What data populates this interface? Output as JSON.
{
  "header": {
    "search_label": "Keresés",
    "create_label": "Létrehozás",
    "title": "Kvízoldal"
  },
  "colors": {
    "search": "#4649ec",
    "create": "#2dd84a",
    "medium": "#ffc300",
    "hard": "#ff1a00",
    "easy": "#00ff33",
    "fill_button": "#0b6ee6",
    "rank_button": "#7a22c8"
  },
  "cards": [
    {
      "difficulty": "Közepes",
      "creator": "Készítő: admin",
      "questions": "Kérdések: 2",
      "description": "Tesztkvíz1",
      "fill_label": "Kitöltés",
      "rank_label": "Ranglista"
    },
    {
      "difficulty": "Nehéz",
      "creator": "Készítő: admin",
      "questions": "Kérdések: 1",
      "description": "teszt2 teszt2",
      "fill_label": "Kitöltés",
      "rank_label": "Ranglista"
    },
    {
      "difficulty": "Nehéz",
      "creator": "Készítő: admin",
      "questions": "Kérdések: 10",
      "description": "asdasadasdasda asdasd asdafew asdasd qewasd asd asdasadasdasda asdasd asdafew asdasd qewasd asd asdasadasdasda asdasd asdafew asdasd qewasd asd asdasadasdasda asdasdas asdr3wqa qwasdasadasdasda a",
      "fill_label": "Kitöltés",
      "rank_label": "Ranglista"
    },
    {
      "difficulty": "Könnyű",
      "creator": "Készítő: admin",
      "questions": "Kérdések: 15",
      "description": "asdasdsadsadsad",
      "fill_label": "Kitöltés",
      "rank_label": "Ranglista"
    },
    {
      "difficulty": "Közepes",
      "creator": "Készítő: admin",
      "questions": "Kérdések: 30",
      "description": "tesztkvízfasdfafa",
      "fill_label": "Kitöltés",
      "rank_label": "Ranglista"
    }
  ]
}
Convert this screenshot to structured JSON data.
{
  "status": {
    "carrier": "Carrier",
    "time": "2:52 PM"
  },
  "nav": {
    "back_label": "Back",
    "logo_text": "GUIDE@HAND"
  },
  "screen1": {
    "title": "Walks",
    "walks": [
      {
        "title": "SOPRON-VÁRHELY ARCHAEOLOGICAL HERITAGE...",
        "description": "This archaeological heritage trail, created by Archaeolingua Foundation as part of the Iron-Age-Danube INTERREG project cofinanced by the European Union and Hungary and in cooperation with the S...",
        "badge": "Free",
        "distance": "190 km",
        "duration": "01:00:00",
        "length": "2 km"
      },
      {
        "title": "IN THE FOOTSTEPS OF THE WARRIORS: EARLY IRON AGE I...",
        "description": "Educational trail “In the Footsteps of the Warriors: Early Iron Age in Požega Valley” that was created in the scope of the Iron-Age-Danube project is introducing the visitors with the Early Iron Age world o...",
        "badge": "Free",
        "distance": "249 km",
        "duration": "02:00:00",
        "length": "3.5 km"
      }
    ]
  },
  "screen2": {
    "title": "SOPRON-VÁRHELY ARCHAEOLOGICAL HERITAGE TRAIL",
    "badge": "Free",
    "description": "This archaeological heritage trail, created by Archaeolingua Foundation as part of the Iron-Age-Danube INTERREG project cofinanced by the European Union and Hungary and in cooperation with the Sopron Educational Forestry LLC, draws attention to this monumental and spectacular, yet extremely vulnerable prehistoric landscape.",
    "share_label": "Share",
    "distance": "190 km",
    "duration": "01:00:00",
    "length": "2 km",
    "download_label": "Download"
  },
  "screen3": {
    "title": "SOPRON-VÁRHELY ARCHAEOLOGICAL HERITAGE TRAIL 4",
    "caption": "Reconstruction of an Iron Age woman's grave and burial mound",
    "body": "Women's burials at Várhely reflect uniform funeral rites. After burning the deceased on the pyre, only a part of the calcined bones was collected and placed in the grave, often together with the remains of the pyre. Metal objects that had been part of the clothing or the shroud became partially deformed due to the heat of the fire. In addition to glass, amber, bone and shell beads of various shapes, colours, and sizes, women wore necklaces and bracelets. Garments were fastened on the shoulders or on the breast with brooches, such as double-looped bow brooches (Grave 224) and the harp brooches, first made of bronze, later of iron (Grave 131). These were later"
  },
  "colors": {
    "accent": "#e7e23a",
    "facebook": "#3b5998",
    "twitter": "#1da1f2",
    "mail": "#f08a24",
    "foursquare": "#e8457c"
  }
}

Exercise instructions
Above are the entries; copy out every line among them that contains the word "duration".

Exercise result
        "duration": "01:00:00",
        "duration": "02:00:00",
    "duration": "01:00:00",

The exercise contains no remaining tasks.